Lines with "price" in the records below: say how many there are, and add nothing.

-------

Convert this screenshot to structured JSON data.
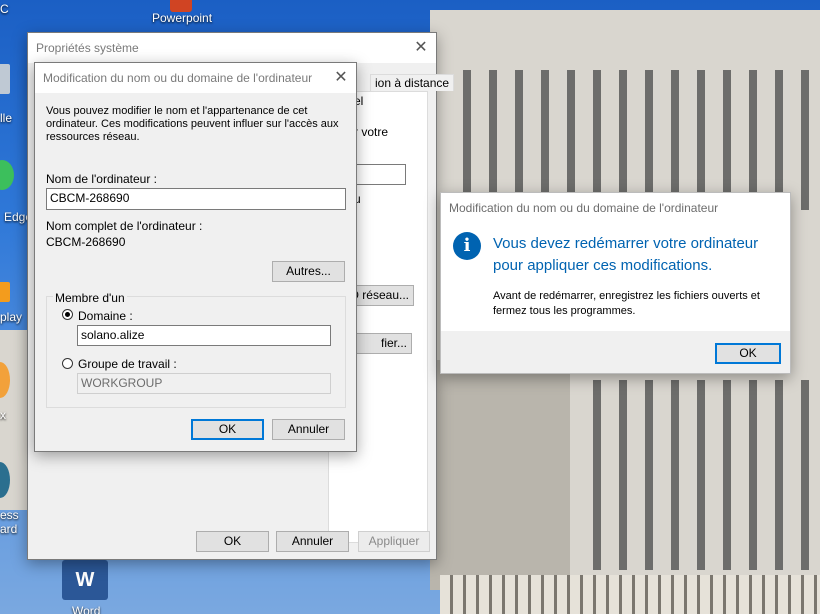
{
  "desktop": {
    "icons": [
      {
        "label": "Powerpoint"
      },
      {
        "label": "C"
      },
      {
        "label": "lle"
      },
      {
        "label": "Edge"
      },
      {
        "label": "play"
      },
      {
        "label": "x"
      },
      {
        "label": "ess"
      },
      {
        "label": "ard"
      },
      {
        "label": "Word"
      }
    ]
  },
  "sysprops": {
    "title": "Propriétés système",
    "tab_partial_1": "ion à distance",
    "tab_partial_2": "el",
    "text_partial_1": "r votre",
    "text_partial_2": "u",
    "btn_network_partial": "ID réseau...",
    "btn_modify_partial": "fier...",
    "ok": "OK",
    "cancel": "Annuler",
    "apply": "Appliquer"
  },
  "rename": {
    "title": "Modification du nom ou du domaine de l'ordinateur",
    "description": "Vous pouvez modifier le nom et l'appartenance de cet ordinateur. Ces modifications peuvent influer sur l'accès aux ressources réseau.",
    "computer_name_label": "Nom de l'ordinateur :",
    "computer_name_value": "CBCM-268690",
    "full_name_label": "Nom complet de l'ordinateur :",
    "full_name_value": "CBCM-268690",
    "more_button": "Autres...",
    "member_of_label": "Membre d'un",
    "domain_label": "Domaine :",
    "domain_value": "solano.alize",
    "workgroup_label": "Groupe de travail :",
    "workgroup_value": "WORKGROUP",
    "ok": "OK",
    "cancel": "Annuler"
  },
  "restart": {
    "title": "Modification du nom ou du domaine de l'ordinateur",
    "heading": "Vous devez redémarrer votre ordinateur pour appliquer ces modifications.",
    "body": "Avant de redémarrer, enregistrez les fichiers ouverts et fermez tous les programmes.",
    "ok": "OK",
    "icon": "info-icon",
    "accent": "#0063b1"
  }
}
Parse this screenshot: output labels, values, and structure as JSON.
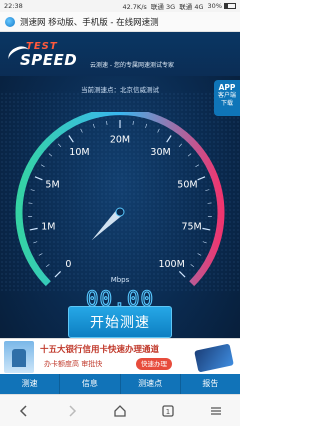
{
  "status_bar": {
    "time": "22:38",
    "speed": "42.7K/s",
    "network": "联通 3G",
    "network2": "联通 4G",
    "battery": "30%"
  },
  "browser": {
    "page_title": "测速网 移动版、手机版 - 在线网速测"
  },
  "app": {
    "logo_top": "TEST",
    "logo_bottom": "SPEED",
    "slogan": "云测速 - 您的专属网速测试专家",
    "server": "当前测速点：北京信威测试",
    "download_label_1": "APP",
    "download_label_2": "客户端",
    "download_label_3": "下载",
    "gauge": {
      "labels": [
        "0",
        "1M",
        "5M",
        "10M",
        "20M",
        "30M",
        "50M",
        "75M",
        "100M"
      ],
      "unit": "Mbps",
      "reading": "00.00",
      "accent": "#58c8ff",
      "needle_value": 0
    },
    "start_button": "开始测速"
  },
  "ad": {
    "line1": "十五大银行信用卡快速办理通道",
    "line2": "办卡额度高 审批快",
    "cta": "快速办理"
  },
  "tabs": [
    "测速",
    "信息",
    "测速点",
    "报告"
  ],
  "nav": {
    "icons": [
      "back-icon",
      "forward-icon",
      "home-icon",
      "tabs-icon",
      "menu-icon"
    ],
    "tab_count": "1"
  }
}
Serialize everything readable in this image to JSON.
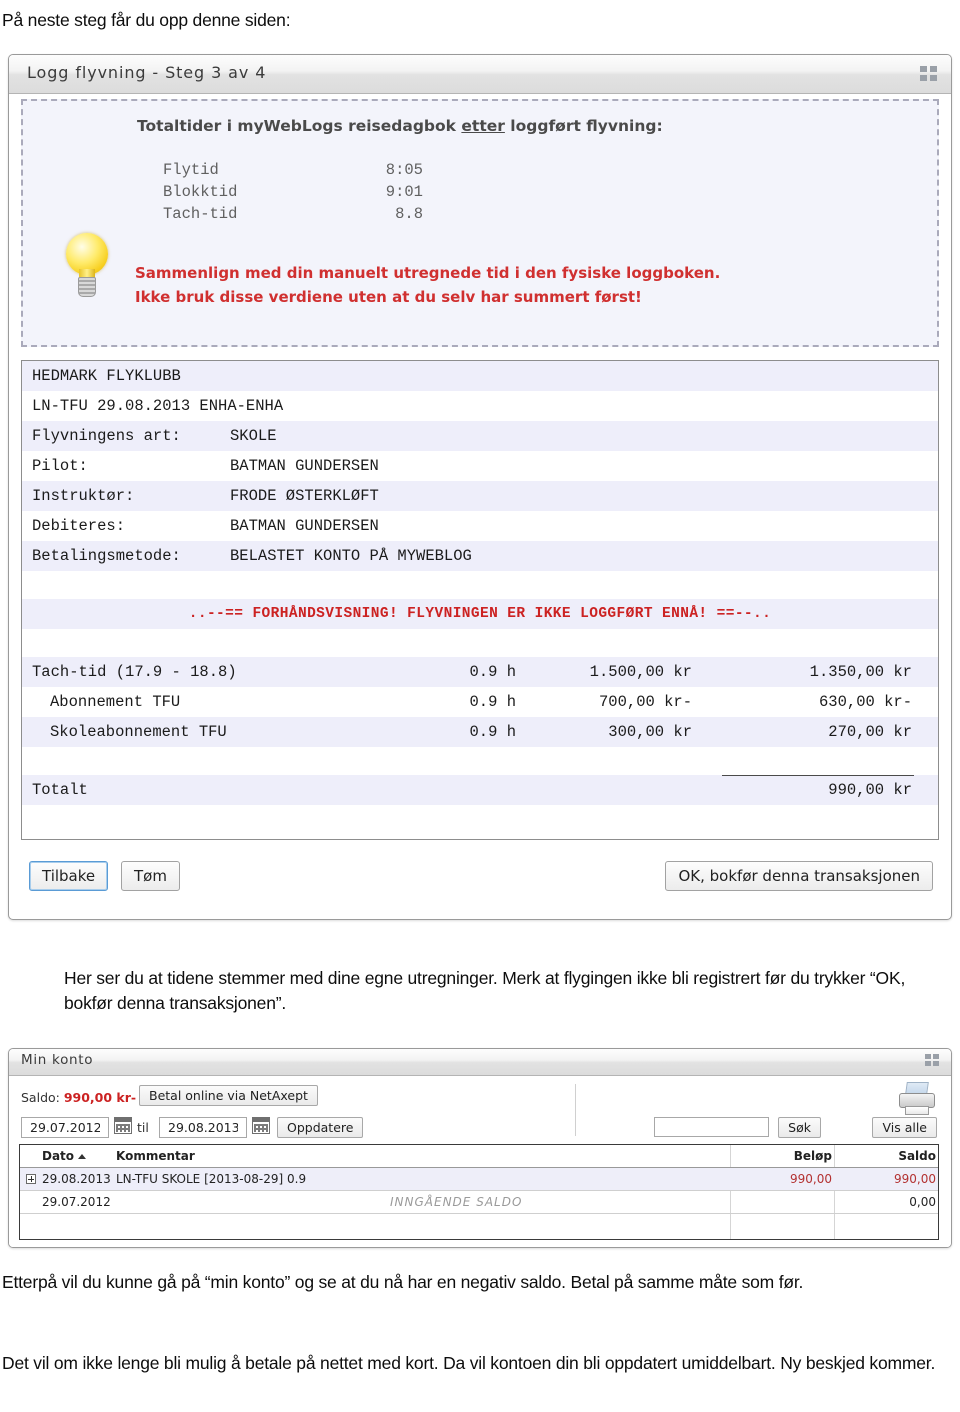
{
  "document": {
    "intro_text": "På neste steg får du opp denne siden:",
    "mid_text": "Her ser du at tidene stemmer med dine egne utregninger. Merk at flygingen ikke bli registrert før du trykker “OK, bokfør denna transaksjonen”.",
    "after_text": "Etterpå vil du kunne gå på “min konto” og se at du nå har en negativ saldo. Betal på samme måte som før.",
    "final_text": "Det vil om ikke lenge bli mulig å betale på nettet med kort. Da vil kontoen din bli oppdatert umiddelbart. Ny beskjed kommer."
  },
  "logg_window": {
    "title": "Logg flyvning - Steg 3 av 4",
    "grid_icon": "grid-icon",
    "hint": {
      "bulb_icon": "lightbulb-icon",
      "heading_before": "Totaltider i myWebLogs reisedagbok ",
      "heading_underlined": "etter",
      "heading_after": " loggført flyvning:",
      "times": [
        {
          "label": "Flytid",
          "value": "8:05"
        },
        {
          "label": "Blokktid",
          "value": "9:01"
        },
        {
          "label": "Tach-tid",
          "value": "8.8"
        }
      ],
      "warning_line1": "Sammenlign med din manuelt utregnede tid i den fysiske loggboken.",
      "warning_line2": "Ikke bruk disse verdiene uten at du selv har summert først!",
      "warning_color": "#d03030"
    },
    "receipt": {
      "club": "HEDMARK FLYKLUBB",
      "flight_line": "LN-TFU 29.08.2013 ENHA-ENHA",
      "fields": [
        {
          "label": "Flyvningens art:",
          "value": "SKOLE"
        },
        {
          "label": "Pilot:",
          "value": "BATMAN GUNDERSEN"
        },
        {
          "label": "Instruktør:",
          "value": "FRODE ØSTERKLØFT"
        },
        {
          "label": "Debiteres:",
          "value": "BATMAN GUNDERSEN"
        },
        {
          "label": "Betalingsmetode:",
          "value": "BELASTET KONTO PÅ MYWEBLOG"
        }
      ],
      "preview_banner": "..--== FORHÅNDSVISNING! FLYVNINGEN ER IKKE LOGGFØRT ENNÅ! ==--..",
      "preview_color": "#cc2222",
      "lines": [
        {
          "desc": "Tach-tid (17.9 - 18.8)",
          "qty": "0.9 h",
          "price": "1.500,00 kr",
          "sum": "1.350,00 kr",
          "indent": false
        },
        {
          "desc": "Abonnement TFU",
          "qty": "0.9 h",
          "price": "700,00 kr-",
          "sum": "630,00 kr-",
          "indent": true
        },
        {
          "desc": "Skoleabonnement TFU",
          "qty": "0.9 h",
          "price": "300,00 kr",
          "sum": "270,00 kr",
          "indent": true
        }
      ],
      "total_label": "Totalt",
      "total_value": "990,00 kr"
    },
    "buttons": {
      "back": "Tilbake",
      "clear": "Tøm",
      "confirm": "OK, bokfør denna transaksjonen"
    }
  },
  "konto_window": {
    "title": "Min konto",
    "grid_icon": "grid-icon",
    "printer_icon": "printer-icon",
    "saldo_label": "Saldo: ",
    "saldo_value": "990,00 kr-",
    "saldo_color": "#cc2222",
    "pay_button": "Betal online via NetAxept",
    "date_from": "29.07.2012",
    "date_between": "til",
    "date_to": "29.08.2013",
    "update_button": "Oppdatere",
    "calendar_icon": "calendar-icon",
    "search_value": "",
    "search_button": "Søk",
    "showall_button": "Vis alle",
    "table": {
      "columns": [
        "Dato",
        "Kommentar",
        "Beløp",
        "Saldo"
      ],
      "sort_column": "Dato",
      "sort_direction": "asc",
      "rows": [
        {
          "expandable": true,
          "date": "29.08.2013",
          "comment": "LN-TFU SKOLE [2013-08-29] 0.9",
          "italic_note": "",
          "amount": "990,00",
          "balance": "990,00",
          "amount_color": "#b33131"
        },
        {
          "expandable": false,
          "date": "29.07.2012",
          "comment": "",
          "italic_note": "INNGÅENDE SALDO",
          "amount": "",
          "balance": "0,00",
          "amount_color": "#222222"
        }
      ]
    }
  }
}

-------

| ANSWER TO THE PROBLEM |
3